= Material for this exercise =
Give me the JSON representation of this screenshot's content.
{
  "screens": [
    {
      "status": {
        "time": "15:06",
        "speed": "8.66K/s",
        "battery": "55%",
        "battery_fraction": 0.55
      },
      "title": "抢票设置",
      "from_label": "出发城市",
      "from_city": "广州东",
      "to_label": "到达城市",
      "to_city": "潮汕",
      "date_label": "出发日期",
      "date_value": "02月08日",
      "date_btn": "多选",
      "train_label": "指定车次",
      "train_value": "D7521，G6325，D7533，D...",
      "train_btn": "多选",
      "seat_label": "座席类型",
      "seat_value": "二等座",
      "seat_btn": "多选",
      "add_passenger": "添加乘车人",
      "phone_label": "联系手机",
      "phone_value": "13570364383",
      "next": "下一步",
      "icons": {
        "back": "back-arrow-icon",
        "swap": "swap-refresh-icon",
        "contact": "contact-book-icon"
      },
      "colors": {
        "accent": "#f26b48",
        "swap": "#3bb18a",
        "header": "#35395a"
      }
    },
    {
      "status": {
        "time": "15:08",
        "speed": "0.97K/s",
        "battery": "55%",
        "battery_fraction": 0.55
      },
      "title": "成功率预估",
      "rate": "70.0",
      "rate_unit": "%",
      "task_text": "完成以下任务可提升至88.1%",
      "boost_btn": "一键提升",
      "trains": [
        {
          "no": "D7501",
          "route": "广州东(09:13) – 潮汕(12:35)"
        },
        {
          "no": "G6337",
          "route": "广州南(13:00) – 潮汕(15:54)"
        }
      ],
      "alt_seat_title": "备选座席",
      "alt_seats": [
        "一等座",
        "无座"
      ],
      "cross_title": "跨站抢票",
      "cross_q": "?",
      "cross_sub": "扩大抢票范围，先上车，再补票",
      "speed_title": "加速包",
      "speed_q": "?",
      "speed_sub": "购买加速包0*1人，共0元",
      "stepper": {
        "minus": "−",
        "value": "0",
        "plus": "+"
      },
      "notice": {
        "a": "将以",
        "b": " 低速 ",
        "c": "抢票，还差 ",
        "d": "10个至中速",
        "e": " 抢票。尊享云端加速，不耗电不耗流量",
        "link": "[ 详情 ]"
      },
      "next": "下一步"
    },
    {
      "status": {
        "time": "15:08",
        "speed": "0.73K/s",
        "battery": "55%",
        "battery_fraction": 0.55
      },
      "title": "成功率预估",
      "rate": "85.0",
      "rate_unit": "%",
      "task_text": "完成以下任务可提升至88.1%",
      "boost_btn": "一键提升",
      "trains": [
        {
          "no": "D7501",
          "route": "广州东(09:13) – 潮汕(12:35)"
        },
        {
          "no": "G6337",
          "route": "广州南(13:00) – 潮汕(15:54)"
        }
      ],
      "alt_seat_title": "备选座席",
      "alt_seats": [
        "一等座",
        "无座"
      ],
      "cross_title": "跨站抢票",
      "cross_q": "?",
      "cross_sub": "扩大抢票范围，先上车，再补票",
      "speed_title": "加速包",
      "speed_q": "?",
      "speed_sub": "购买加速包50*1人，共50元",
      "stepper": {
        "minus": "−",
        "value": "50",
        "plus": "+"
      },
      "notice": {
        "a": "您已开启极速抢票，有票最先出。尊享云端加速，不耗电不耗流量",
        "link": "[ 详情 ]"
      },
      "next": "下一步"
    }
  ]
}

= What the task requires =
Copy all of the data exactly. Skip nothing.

= Result below =
Give me the JSON representation of this screenshot's content.
{
  "screens": [
    {
      "status": {
        "time": "15:06",
        "speed": "8.66K/s",
        "battery": "55%",
        "battery_fraction": 0.55
      },
      "title": "抢票设置",
      "from_label": "出发城市",
      "from_city": "广州东",
      "to_label": "到达城市",
      "to_city": "潮汕",
      "date_label": "出发日期",
      "date_value": "02月08日",
      "date_btn": "多选",
      "train_label": "指定车次",
      "train_value": "D7521，G6325，D7533，D...",
      "train_btn": "多选",
      "seat_label": "座席类型",
      "seat_value": "二等座",
      "seat_btn": "多选",
      "add_passenger": "添加乘车人",
      "phone_label": "联系手机",
      "phone_value": "13570364383",
      "next": "下一步",
      "icons": {
        "back": "back-arrow-icon",
        "swap": "swap-refresh-icon",
        "contact": "contact-book-icon"
      },
      "colors": {
        "accent": "#f26b48",
        "swap": "#3bb18a",
        "header": "#35395a"
      }
    },
    {
      "status": {
        "time": "15:08",
        "speed": "0.97K/s",
        "battery": "55%",
        "battery_fraction": 0.55
      },
      "title": "成功率预估",
      "rate": "70.0",
      "rate_unit": "%",
      "task_text": "完成以下任务可提升至88.1%",
      "boost_btn": "一键提升",
      "trains": [
        {
          "no": "D7501",
          "route": "广州东(09:13) – 潮汕(12:35)"
        },
        {
          "no": "G6337",
          "route": "广州南(13:00) – 潮汕(15:54)"
        }
      ],
      "alt_seat_title": "备选座席",
      "alt_seats": [
        "一等座",
        "无座"
      ],
      "cross_title": "跨站抢票",
      "cross_q": "?",
      "cross_sub": "扩大抢票范围，先上车，再补票",
      "speed_title": "加速包",
      "speed_q": "?",
      "speed_sub": "购买加速包0*1人，共0元",
      "stepper": {
        "minus": "−",
        "value": "0",
        "plus": "+"
      },
      "notice": {
        "a": "将以",
        "b": " 低速 ",
        "c": "抢票，还差 ",
        "d": "10个至中速",
        "e": " 抢票。尊享云端加速，不耗电不耗流量",
        "link": "[ 详情 ]"
      },
      "next": "下一步"
    },
    {
      "status": {
        "time": "15:08",
        "speed": "0.73K/s",
        "battery": "55%",
        "battery_fraction": 0.55
      },
      "title": "成功率预估",
      "rate": "85.0",
      "rate_unit": "%",
      "task_text": "完成以下任务可提升至88.1%",
      "boost_btn": "一键提升",
      "trains": [
        {
          "no": "D7501",
          "route": "广州东(09:13) – 潮汕(12:35)"
        },
        {
          "no": "G6337",
          "route": "广州南(13:00) – 潮汕(15:54)"
        }
      ],
      "alt_seat_title": "备选座席",
      "alt_seats": [
        "一等座",
        "无座"
      ],
      "cross_title": "跨站抢票",
      "cross_q": "?",
      "cross_sub": "扩大抢票范围，先上车，再补票",
      "speed_title": "加速包",
      "speed_q": "?",
      "speed_sub": "购买加速包50*1人，共50元",
      "stepper": {
        "minus": "−",
        "value": "50",
        "plus": "+"
      },
      "notice": {
        "a": "您已开启极速抢票，有票最先出。尊享云端加速，不耗电不耗流量",
        "link": "[ 详情 ]"
      },
      "next": "下一步"
    }
  ]
}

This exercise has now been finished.